[Data about app and page elements]
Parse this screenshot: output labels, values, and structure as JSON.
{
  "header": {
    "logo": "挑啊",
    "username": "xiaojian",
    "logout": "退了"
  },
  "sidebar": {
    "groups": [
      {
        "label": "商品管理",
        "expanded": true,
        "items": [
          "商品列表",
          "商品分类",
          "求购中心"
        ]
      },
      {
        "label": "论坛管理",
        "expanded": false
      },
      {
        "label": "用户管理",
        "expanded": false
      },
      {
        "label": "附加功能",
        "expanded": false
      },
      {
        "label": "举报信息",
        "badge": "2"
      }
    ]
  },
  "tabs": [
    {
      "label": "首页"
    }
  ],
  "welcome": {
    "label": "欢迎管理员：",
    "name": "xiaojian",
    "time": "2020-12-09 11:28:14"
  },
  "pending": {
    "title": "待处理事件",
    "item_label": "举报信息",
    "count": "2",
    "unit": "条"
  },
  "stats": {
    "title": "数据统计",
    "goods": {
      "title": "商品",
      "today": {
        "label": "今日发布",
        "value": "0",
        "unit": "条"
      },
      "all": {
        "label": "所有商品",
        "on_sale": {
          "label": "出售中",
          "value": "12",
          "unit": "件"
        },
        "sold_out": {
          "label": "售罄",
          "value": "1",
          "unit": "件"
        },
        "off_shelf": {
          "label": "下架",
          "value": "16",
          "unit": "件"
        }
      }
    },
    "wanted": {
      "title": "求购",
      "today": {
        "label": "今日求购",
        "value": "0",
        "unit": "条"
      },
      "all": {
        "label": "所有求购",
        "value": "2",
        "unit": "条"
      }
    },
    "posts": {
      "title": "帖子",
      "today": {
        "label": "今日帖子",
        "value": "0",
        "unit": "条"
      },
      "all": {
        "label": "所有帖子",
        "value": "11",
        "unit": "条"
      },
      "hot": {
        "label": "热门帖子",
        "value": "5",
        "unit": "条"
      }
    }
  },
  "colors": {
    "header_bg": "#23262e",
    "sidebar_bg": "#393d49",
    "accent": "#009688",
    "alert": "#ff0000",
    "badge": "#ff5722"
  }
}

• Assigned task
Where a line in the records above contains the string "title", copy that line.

• Task response
    "title": "待处理事件",
    "title": "数据统计",
      "title": "商品",
      "title": "求购",
      "title": "帖子",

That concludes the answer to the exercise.